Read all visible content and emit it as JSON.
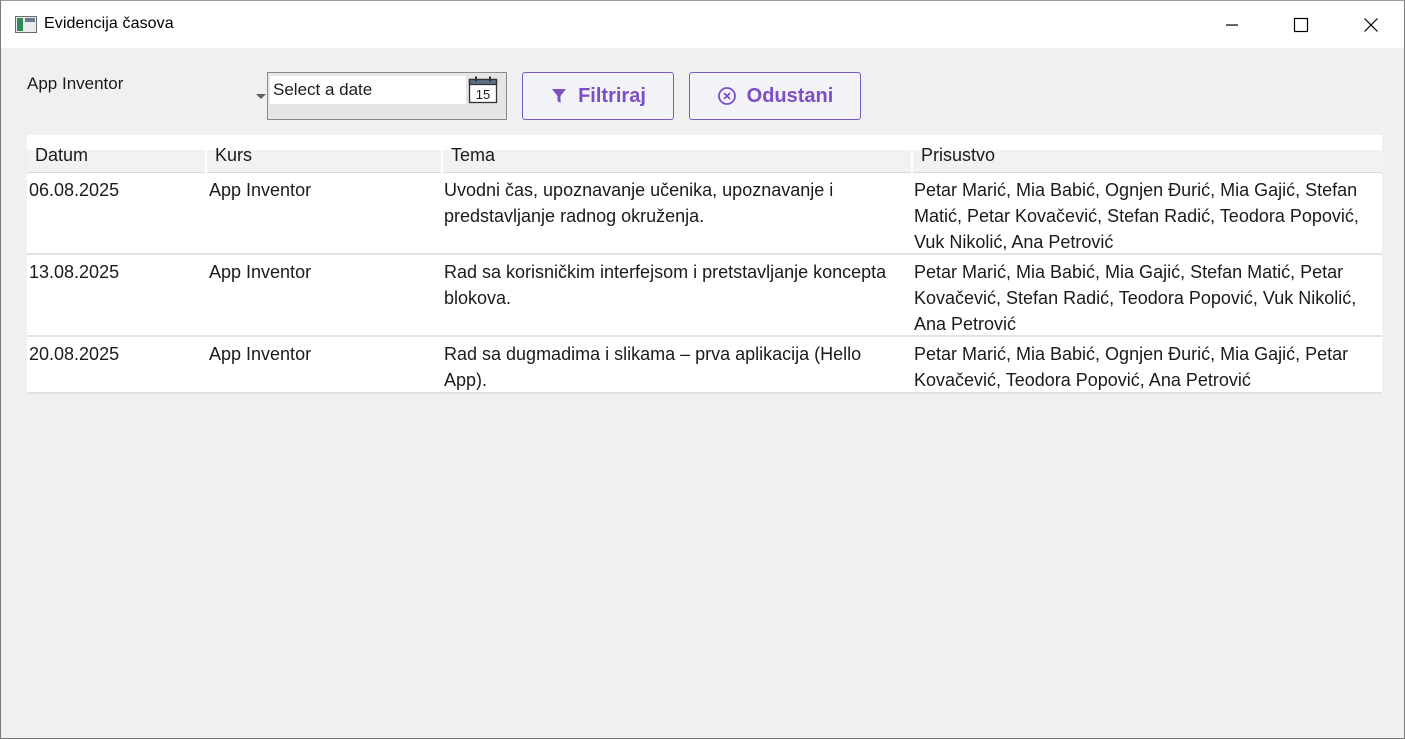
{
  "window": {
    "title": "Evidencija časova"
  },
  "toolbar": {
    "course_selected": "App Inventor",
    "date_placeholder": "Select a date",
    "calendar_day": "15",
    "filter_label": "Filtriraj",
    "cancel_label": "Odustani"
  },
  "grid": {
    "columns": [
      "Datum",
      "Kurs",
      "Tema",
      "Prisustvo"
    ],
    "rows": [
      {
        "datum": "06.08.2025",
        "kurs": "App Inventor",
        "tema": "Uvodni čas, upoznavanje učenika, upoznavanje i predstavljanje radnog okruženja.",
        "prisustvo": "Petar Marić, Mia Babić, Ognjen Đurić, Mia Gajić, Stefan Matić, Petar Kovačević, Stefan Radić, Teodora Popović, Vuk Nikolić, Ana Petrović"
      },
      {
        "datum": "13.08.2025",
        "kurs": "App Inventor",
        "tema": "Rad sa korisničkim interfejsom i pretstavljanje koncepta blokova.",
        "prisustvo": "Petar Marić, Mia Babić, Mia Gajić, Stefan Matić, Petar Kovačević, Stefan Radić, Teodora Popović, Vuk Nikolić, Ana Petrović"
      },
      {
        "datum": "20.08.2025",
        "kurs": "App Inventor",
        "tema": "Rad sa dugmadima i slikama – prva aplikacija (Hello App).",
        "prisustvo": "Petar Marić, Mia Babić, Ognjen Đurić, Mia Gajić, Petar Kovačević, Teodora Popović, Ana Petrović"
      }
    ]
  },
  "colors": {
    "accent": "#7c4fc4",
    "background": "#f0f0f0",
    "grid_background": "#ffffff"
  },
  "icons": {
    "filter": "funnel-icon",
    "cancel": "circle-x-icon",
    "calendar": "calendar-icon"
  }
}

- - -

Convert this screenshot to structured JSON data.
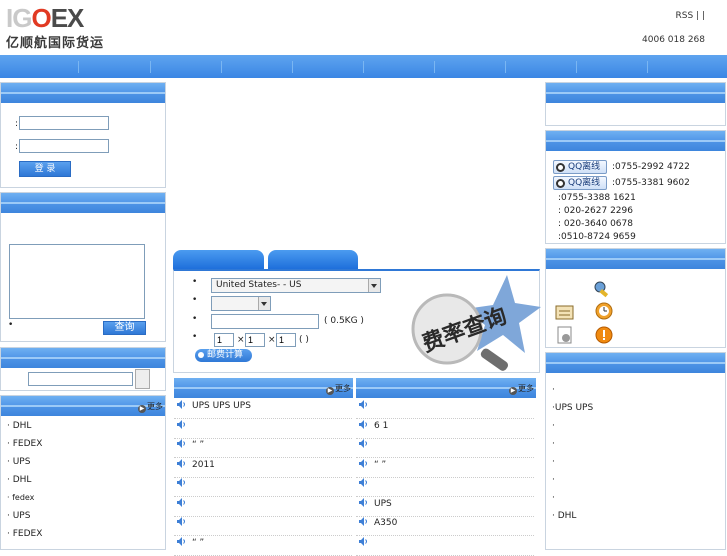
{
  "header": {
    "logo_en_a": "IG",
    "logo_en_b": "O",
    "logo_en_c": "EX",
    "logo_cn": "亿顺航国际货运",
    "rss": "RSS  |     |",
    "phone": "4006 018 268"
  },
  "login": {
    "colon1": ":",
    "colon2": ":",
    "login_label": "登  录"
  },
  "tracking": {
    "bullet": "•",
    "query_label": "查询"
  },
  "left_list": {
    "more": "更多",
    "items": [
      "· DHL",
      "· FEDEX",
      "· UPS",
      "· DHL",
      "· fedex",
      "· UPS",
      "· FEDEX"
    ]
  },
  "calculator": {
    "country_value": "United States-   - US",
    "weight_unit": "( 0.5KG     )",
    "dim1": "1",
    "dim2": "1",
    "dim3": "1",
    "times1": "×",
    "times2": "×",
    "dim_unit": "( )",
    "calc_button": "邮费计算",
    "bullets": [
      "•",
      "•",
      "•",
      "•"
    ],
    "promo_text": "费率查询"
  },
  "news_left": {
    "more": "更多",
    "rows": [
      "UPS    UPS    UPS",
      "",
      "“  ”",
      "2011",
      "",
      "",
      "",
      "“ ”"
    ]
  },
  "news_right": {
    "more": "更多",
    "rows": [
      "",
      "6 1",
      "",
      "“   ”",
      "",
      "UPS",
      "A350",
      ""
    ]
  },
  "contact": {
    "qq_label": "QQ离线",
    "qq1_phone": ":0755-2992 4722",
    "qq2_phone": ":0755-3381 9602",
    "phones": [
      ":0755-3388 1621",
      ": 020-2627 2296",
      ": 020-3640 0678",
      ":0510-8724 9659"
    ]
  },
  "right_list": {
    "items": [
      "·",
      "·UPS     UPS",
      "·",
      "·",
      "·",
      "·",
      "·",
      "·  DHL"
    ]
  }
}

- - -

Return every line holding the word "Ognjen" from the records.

        "prisustvo": "Petar Marić, Mia Babić, Ognjen Đurić, Mia Gajić, Stefan Matić, Petar Kovačević, Stefan Radić, Teodora Popović, Vuk Nikolić, Ana Petrović"
        "prisustvo": "Petar Marić, Mia Babić, Ognjen Đurić, Mia Gajić, Petar Kovačević, Teodora Popović, Ana Petrović"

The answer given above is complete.